Digital Access

Digital Access
Access daily-chronicle.com from all your digital devices and receive breaking news and updates from around the area.

Home Delivery

Home Delivery
Local news, prep sports, Chicago sports, local and regional entertainment, business, home and lifestyle, food, classified and more!

Text Alerts

Text Alerts
Choose your news! Select the text alerts you want to receive: breaking news, prep sports scores, school closings, weather, and more.

Email Newsletters

Email Newsletters
We'll deliver news & updates to your inbox. Sign up for free e-newsletters today.
The Holiday Gift Auction is Live! Click here and bid now on great local gifts!
State Election

Illinois voters approve 2 amendments, 3 advisory issues

Area residents cast their ballots for the midterm elections Tuesday, Nov. 4, 2014, in Springfield, Ill.  Illinois voters decide Tuesday whether to give Democratic Gov. Pat Quinn four more years in office or hand control of the state to Republican businessman Bruce Rauner. The governor's race is expected to be one of the closest in the U.S. (AP Photo/Seth Perlman)
Area residents cast their ballots for the midterm elections Tuesday, Nov. 4, 2014, in Springfield, Ill. Illinois voters decide Tuesday whether to give Democratic Gov. Pat Quinn four more years in office or hand control of the state to Republican businessman Bruce Rauner. The governor's race is expected to be one of the closest in the U.S. (AP Photo/Seth Perlman)

CHICAGO – Illinois voters overwhelmingly approved two constitutional amendments, ensuring that voters aren't illegally discouraged from casting ballots and establishing regulations to give crime victims a larger role in prosecutions.

More than 3 million people cast ballots Tuesday to amend the state constitution on the two issues, and large majorities also expressed support for increasing the minimum wage, hitting millionaires with an income tax surcharge to pay for schools and requiring in-state insurance plans to cover birth control.

The voters' rights amendment was a Democratic response to Republican-led actions in three dozen states to require voters to show proof of identification. The amendment bars attempting to disenfranchise anyone on the basis of race, ethnicity, sexual orientation or other grounds.

The second constitutional amendment aims to ensure that victims receive necessary information about court proceedings, including hearings and plea negotiations. It would make sure victims know how to seek restitution and stay safe around alleged perpetrators.

Patterned on California's 2008 proposition called "Marsy's Law," it had the backing of Democratic Attorney General Lisa Madigan.

The other ballot questions were advisory, so the results carry no weight in terms of lawmaking in the state Capitol.

Voters supported raising the minimum wage to $10 an hour from $8.25 by 2015.

The minimum wage issue became a flashpoint in the gubernatorial election.

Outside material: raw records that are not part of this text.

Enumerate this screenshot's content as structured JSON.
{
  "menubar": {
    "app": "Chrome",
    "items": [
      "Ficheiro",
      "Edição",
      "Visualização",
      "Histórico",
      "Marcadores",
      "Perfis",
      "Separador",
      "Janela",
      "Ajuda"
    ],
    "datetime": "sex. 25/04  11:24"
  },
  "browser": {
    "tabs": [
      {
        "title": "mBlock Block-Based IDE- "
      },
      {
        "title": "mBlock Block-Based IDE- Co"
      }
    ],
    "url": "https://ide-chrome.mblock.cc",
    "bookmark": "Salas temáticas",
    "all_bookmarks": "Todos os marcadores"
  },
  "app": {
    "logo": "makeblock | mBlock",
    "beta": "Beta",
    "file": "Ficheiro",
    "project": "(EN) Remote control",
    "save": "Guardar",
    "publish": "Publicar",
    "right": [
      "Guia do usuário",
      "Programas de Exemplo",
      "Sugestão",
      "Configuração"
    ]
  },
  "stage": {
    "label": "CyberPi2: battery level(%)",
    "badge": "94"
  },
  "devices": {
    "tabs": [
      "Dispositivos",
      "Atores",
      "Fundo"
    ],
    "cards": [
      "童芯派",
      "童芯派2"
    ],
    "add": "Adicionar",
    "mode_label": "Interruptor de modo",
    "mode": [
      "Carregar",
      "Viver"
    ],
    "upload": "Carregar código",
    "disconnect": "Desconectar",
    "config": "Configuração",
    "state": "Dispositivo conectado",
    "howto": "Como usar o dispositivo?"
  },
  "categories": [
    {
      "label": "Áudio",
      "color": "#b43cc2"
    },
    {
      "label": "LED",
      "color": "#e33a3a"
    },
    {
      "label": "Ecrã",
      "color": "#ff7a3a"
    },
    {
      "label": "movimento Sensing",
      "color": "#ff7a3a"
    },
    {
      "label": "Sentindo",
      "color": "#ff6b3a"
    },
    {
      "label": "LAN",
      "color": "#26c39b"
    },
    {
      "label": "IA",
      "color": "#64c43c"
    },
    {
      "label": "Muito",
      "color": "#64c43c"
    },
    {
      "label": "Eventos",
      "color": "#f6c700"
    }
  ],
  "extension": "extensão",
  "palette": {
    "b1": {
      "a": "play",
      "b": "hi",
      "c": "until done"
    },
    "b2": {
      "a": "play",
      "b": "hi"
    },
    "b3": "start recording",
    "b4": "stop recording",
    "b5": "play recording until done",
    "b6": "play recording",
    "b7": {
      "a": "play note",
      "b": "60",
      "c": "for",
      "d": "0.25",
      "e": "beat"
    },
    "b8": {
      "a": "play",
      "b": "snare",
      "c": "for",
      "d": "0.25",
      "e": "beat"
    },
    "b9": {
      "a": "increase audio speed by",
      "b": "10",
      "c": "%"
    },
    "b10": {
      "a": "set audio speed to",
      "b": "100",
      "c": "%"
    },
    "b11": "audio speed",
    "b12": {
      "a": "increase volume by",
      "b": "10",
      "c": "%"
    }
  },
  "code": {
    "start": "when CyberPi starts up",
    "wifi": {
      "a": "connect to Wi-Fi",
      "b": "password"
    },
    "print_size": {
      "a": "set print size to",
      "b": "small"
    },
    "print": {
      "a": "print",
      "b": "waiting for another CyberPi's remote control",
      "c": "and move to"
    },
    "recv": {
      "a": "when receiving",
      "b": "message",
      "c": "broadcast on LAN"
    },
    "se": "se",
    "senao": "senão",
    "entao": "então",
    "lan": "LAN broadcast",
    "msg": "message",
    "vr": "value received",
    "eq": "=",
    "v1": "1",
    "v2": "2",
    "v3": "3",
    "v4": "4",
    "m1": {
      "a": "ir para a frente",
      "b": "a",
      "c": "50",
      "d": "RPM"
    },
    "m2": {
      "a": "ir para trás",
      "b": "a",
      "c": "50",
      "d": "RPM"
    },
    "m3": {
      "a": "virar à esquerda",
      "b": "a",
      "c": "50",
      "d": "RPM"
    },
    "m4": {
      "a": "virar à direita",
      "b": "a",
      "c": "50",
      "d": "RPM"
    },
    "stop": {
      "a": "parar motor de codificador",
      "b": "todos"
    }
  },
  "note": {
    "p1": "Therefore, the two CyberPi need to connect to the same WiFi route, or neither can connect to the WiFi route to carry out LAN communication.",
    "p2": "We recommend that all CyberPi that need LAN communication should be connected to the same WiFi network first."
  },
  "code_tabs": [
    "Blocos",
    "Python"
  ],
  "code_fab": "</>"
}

Democratic Gov. Pat Quinn favored increasing it. GOP challenger Bruce Rauner, who initially supported cutting it, also favored it, but with other changes in the law favorable to businesses.

House Speaker Michael Madigan, a Chicago Democrat, tried to pass the so-called millionaires tax as a law in the General Assembly's spring session, but couldn't get enough support. The idea, which had the support of 64 percent of voters, would be to tack on a 3 percent surcharge on any taxpayer whose adjusted gross income topped $1 million.

The Internal Revenue Service indicates that Illinois had more than 14,500 households with income at that level in 2011, meaning such a surcharge would bring in $1 billion a year for public schools.

The contraceptive-coverage question, which had 66 percent approval, responded to the U.S. Supreme Court's June ruling that craft-store chain Hobby Lobby is not required to pay for birth control. Advocates for coverage say the decree guts Illinois' 2003 law requiring it.

Loading more